[Problem statement]:
The whole listing below, with no pictures, is to be repeated as it stands.

[Excerpted data]:
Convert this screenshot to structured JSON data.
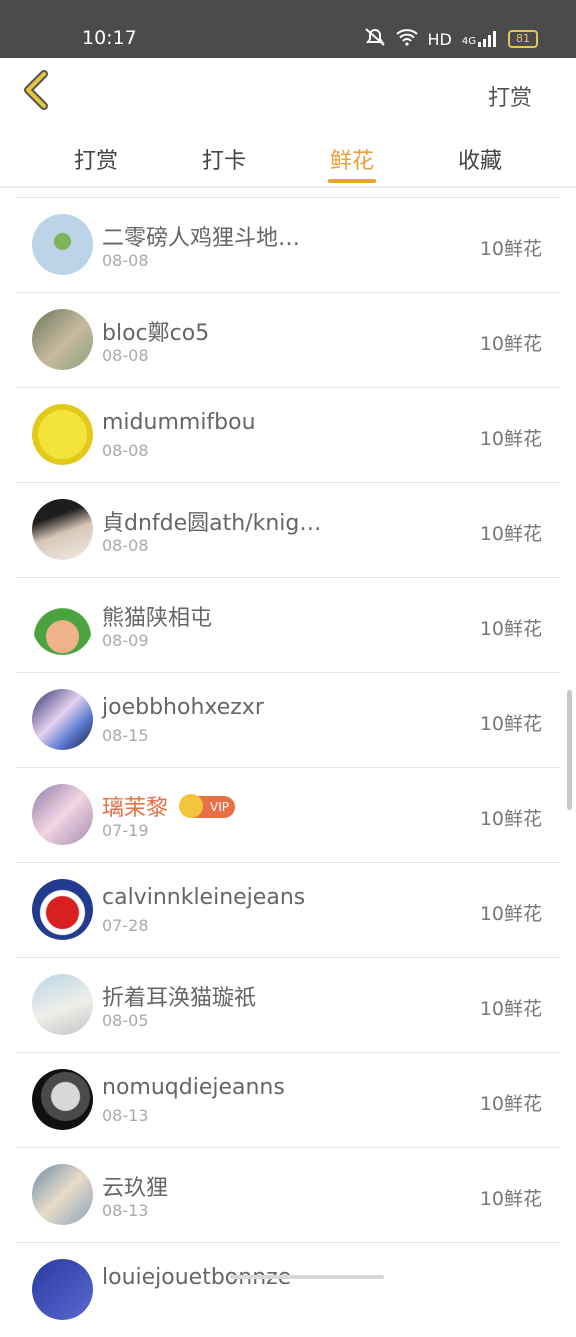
{
  "status_bar": {
    "time": "10:17",
    "network": "HD",
    "signal": "4G",
    "battery": "81"
  },
  "header": {
    "right_label": "打赏"
  },
  "tabs": [
    {
      "label": "打赏",
      "active": false
    },
    {
      "label": "打卡",
      "active": false
    },
    {
      "label": "鲜花",
      "active": true
    },
    {
      "label": "收藏",
      "active": false
    }
  ],
  "colors": {
    "accent": "#e7a23b",
    "vip": "#e86f46",
    "statusbar": "#4b4b4b"
  },
  "rows": [
    {
      "name": "二零磅人鸡狸斗地…",
      "date": "08-08",
      "amount": "10鲜花"
    },
    {
      "name": "bloc鄭co5",
      "date": "08-08",
      "amount": "10鲜花"
    },
    {
      "name": "midummifbou",
      "date": "08-08",
      "amount": "10鲜花"
    },
    {
      "name": "貞dnfde圆ath/knig…",
      "date": "08-08",
      "amount": "10鲜花"
    },
    {
      "name": "熊猫陕相屯",
      "date": "08-09",
      "amount": "10鲜花"
    },
    {
      "name": "joebbhohxezxr",
      "date": "08-15",
      "amount": "10鲜花"
    },
    {
      "name": "璃茉黎",
      "date": "07-19",
      "amount": "10鲜花",
      "vip": "VIP"
    },
    {
      "name": "calvinnkleinejeans",
      "date": "07-28",
      "amount": "10鲜花"
    },
    {
      "name": "折着耳涣猫璇祇",
      "date": "08-05",
      "amount": "10鲜花"
    },
    {
      "name": "nomuqdiejeanns",
      "date": "08-13",
      "amount": "10鲜花"
    },
    {
      "name": "云玖狸",
      "date": "08-13",
      "amount": "10鲜花"
    },
    {
      "name": "louiejouetbonnze",
      "date": "",
      "amount": ""
    }
  ]
}
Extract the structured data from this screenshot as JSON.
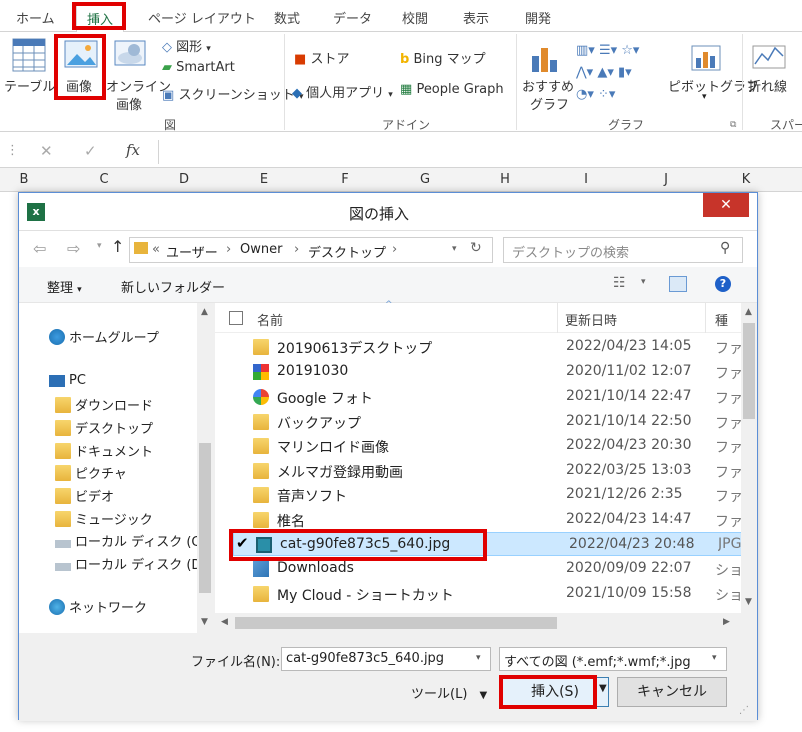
{
  "ribbon": {
    "tabs": [
      "ホーム",
      "挿入",
      "ページ レイアウト",
      "数式",
      "データ",
      "校閲",
      "表示",
      "開発"
    ],
    "active_tab": "挿入",
    "items": {
      "table": "テーブル",
      "picture": "画像",
      "online1": "オンライン",
      "online2": "画像",
      "shapes": "図形",
      "smartart": "SmartArt",
      "screenshot": "スクリーンショット",
      "store": "ストア",
      "myapps": "個人用アプリ",
      "bing": "Bing マップ",
      "people": "People Graph",
      "rec1": "おすすめ",
      "rec2": "グラフ",
      "pivot": "ピボットグラフ",
      "sparkline": "折れ線",
      "spark_more": "スパー"
    },
    "groups": {
      "illustrations": "図",
      "addins": "アドイン",
      "charts": "グラフ"
    }
  },
  "formula_bar": {
    "fx": "fx",
    "cancel": "✕",
    "enter": "✓",
    "more": "⋮"
  },
  "columns": [
    "B",
    "C",
    "D",
    "E",
    "F",
    "G",
    "H",
    "I",
    "J",
    "K"
  ],
  "dialog": {
    "title": "図の挿入",
    "close": "✕",
    "breadcrumb": {
      "sep": "«",
      "items": [
        "ユーザー",
        "Owner",
        "デスクトップ"
      ]
    },
    "search_placeholder": "デスクトップの検索",
    "toolbar": {
      "organize": "整理",
      "new_folder": "新しいフォルダー"
    },
    "nav": {
      "homegroup": "ホームグループ",
      "pc": "PC",
      "items": [
        "ダウンロード",
        "デスクトップ",
        "ドキュメント",
        "ピクチャ",
        "ビデオ",
        "ミュージック",
        "ローカル ディスク (C:",
        "ローカル ディスク (D:"
      ],
      "network": "ネットワーク"
    },
    "columns": {
      "name": "名前",
      "date": "更新日時",
      "type": "種"
    },
    "files": [
      {
        "name": "20190613デスクトップ",
        "date": "2022/04/23 14:05",
        "type": "ファ",
        "icon": "folder"
      },
      {
        "name": "20191030",
        "date": "2020/11/02 12:07",
        "type": "ファ",
        "icon": "app"
      },
      {
        "name": "Google フォト",
        "date": "2021/10/14 22:47",
        "type": "ファ",
        "icon": "google-photos"
      },
      {
        "name": "バックアップ",
        "date": "2021/10/14 22:50",
        "type": "ファ",
        "icon": "folder"
      },
      {
        "name": "マリンロイド画像",
        "date": "2022/04/23 20:30",
        "type": "ファ",
        "icon": "folder"
      },
      {
        "name": "メルマガ登録用動画",
        "date": "2022/03/25 13:03",
        "type": "ファ",
        "icon": "folder"
      },
      {
        "name": "音声ソフト",
        "date": "2021/12/26 2:35",
        "type": "ファ",
        "icon": "folder"
      },
      {
        "name": "椎名",
        "date": "2022/04/23 14:47",
        "type": "ファ",
        "icon": "folder"
      },
      {
        "name": "cat-g90fe873c5_640.jpg",
        "date": "2022/04/23 20:48",
        "type": "JPG",
        "icon": "image",
        "selected": true
      },
      {
        "name": "Downloads",
        "date": "2020/09/09 22:07",
        "type": "ショ",
        "icon": "shortcut"
      },
      {
        "name": "My Cloud - ショートカット",
        "date": "2021/10/09 15:58",
        "type": "ショ",
        "icon": "shortcut"
      }
    ],
    "filename_label": "ファイル名(N):",
    "filename_value": "cat-g90fe873c5_640.jpg",
    "filter_value": "すべての図 (*.emf;*.wmf;*.jpg",
    "tools_label": "ツール(L)",
    "insert_label": "挿入(S)",
    "cancel_label": "キャンセル"
  },
  "colors": {
    "accent": "#217346",
    "highlight": "#e00000",
    "selection": "#cce8ff",
    "close": "#c7342a"
  }
}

[Answer to this task]:
Convert this screenshot to structured JSON data.
{
  "status_bar": {
    "time": "10:17",
    "network": "HD",
    "signal": "4G",
    "battery": "81"
  },
  "header": {
    "right_label": "打赏"
  },
  "tabs": [
    {
      "label": "打赏",
      "active": false
    },
    {
      "label": "打卡",
      "active": false
    },
    {
      "label": "鲜花",
      "active": true
    },
    {
      "label": "收藏",
      "active": false
    }
  ],
  "colors": {
    "accent": "#e7a23b",
    "vip": "#e86f46",
    "statusbar": "#4b4b4b"
  },
  "rows": [
    {
      "name": "二零磅人鸡狸斗地…",
      "date": "08-08",
      "amount": "10鲜花"
    },
    {
      "name": "bloc鄭co5",
      "date": "08-08",
      "amount": "10鲜花"
    },
    {
      "name": "midummifbou",
      "date": "08-08",
      "amount": "10鲜花"
    },
    {
      "name": "貞dnfde圆ath/knig…",
      "date": "08-08",
      "amount": "10鲜花"
    },
    {
      "name": "熊猫陕相屯",
      "date": "08-09",
      "amount": "10鲜花"
    },
    {
      "name": "joebbhohxezxr",
      "date": "08-15",
      "amount": "10鲜花"
    },
    {
      "name": "璃茉黎",
      "date": "07-19",
      "amount": "10鲜花",
      "vip": "VIP"
    },
    {
      "name": "calvinnkleinejeans",
      "date": "07-28",
      "amount": "10鲜花"
    },
    {
      "name": "折着耳涣猫璇祇",
      "date": "08-05",
      "amount": "10鲜花"
    },
    {
      "name": "nomuqdiejeanns",
      "date": "08-13",
      "amount": "10鲜花"
    },
    {
      "name": "云玖狸",
      "date": "08-13",
      "amount": "10鲜花"
    },
    {
      "name": "louiejouetbonnze",
      "date": "",
      "amount": ""
    }
  ]
}
Extract the structured data from this screenshot as JSON.
{
  "ribbon": {
    "tabs": [
      "ホーム",
      "挿入",
      "ページ レイアウト",
      "数式",
      "データ",
      "校閲",
      "表示",
      "開発"
    ],
    "active_tab": "挿入",
    "items": {
      "table": "テーブル",
      "picture": "画像",
      "online1": "オンライン",
      "online2": "画像",
      "shapes": "図形",
      "smartart": "SmartArt",
      "screenshot": "スクリーンショット",
      "store": "ストア",
      "myapps": "個人用アプリ",
      "bing": "Bing マップ",
      "people": "People Graph",
      "rec1": "おすすめ",
      "rec2": "グラフ",
      "pivot": "ピボットグラフ",
      "sparkline": "折れ線",
      "spark_more": "スパー"
    },
    "groups": {
      "illustrations": "図",
      "addins": "アドイン",
      "charts": "グラフ"
    }
  },
  "formula_bar": {
    "fx": "fx",
    "cancel": "✕",
    "enter": "✓",
    "more": "⋮"
  },
  "columns": [
    "B",
    "C",
    "D",
    "E",
    "F",
    "G",
    "H",
    "I",
    "J",
    "K"
  ],
  "dialog": {
    "title": "図の挿入",
    "close": "✕",
    "breadcrumb": {
      "sep": "«",
      "items": [
        "ユーザー",
        "Owner",
        "デスクトップ"
      ]
    },
    "search_placeholder": "デスクトップの検索",
    "toolbar": {
      "organize": "整理",
      "new_folder": "新しいフォルダー"
    },
    "nav": {
      "homegroup": "ホームグループ",
      "pc": "PC",
      "items": [
        "ダウンロード",
        "デスクトップ",
        "ドキュメント",
        "ピクチャ",
        "ビデオ",
        "ミュージック",
        "ローカル ディスク (C:",
        "ローカル ディスク (D:"
      ],
      "network": "ネットワーク"
    },
    "columns": {
      "name": "名前",
      "date": "更新日時",
      "type": "種"
    },
    "files": [
      {
        "name": "20190613デスクトップ",
        "date": "2022/04/23 14:05",
        "type": "ファ",
        "icon": "folder"
      },
      {
        "name": "20191030",
        "date": "2020/11/02 12:07",
        "type": "ファ",
        "icon": "app"
      },
      {
        "name": "Google フォト",
        "date": "2021/10/14 22:47",
        "type": "ファ",
        "icon": "google-photos"
      },
      {
        "name": "バックアップ",
        "date": "2021/10/14 22:50",
        "type": "ファ",
        "icon": "folder"
      },
      {
        "name": "マリンロイド画像",
        "date": "2022/04/23 20:30",
        "type": "ファ",
        "icon": "folder"
      },
      {
        "name": "メルマガ登録用動画",
        "date": "2022/03/25 13:03",
        "type": "ファ",
        "icon": "folder"
      },
      {
        "name": "音声ソフト",
        "date": "2021/12/26 2:35",
        "type": "ファ",
        "icon": "folder"
      },
      {
        "name": "椎名",
        "date": "2022/04/23 14:47",
        "type": "ファ",
        "icon": "folder"
      },
      {
        "name": "cat-g90fe873c5_640.jpg",
        "date": "2022/04/23 20:48",
        "type": "JPG",
        "icon": "image",
        "selected": true
      },
      {
        "name": "Downloads",
        "date": "2020/09/09 22:07",
        "type": "ショ",
        "icon": "shortcut"
      },
      {
        "name": "My Cloud - ショートカット",
        "date": "2021/10/09 15:58",
        "type": "ショ",
        "icon": "shortcut"
      }
    ],
    "filename_label": "ファイル名(N):",
    "filename_value": "cat-g90fe873c5_640.jpg",
    "filter_value": "すべての図 (*.emf;*.wmf;*.jpg",
    "tools_label": "ツール(L)",
    "insert_label": "挿入(S)",
    "cancel_label": "キャンセル"
  },
  "colors": {
    "accent": "#217346",
    "highlight": "#e00000",
    "selection": "#cce8ff",
    "close": "#c7342a"
  }
}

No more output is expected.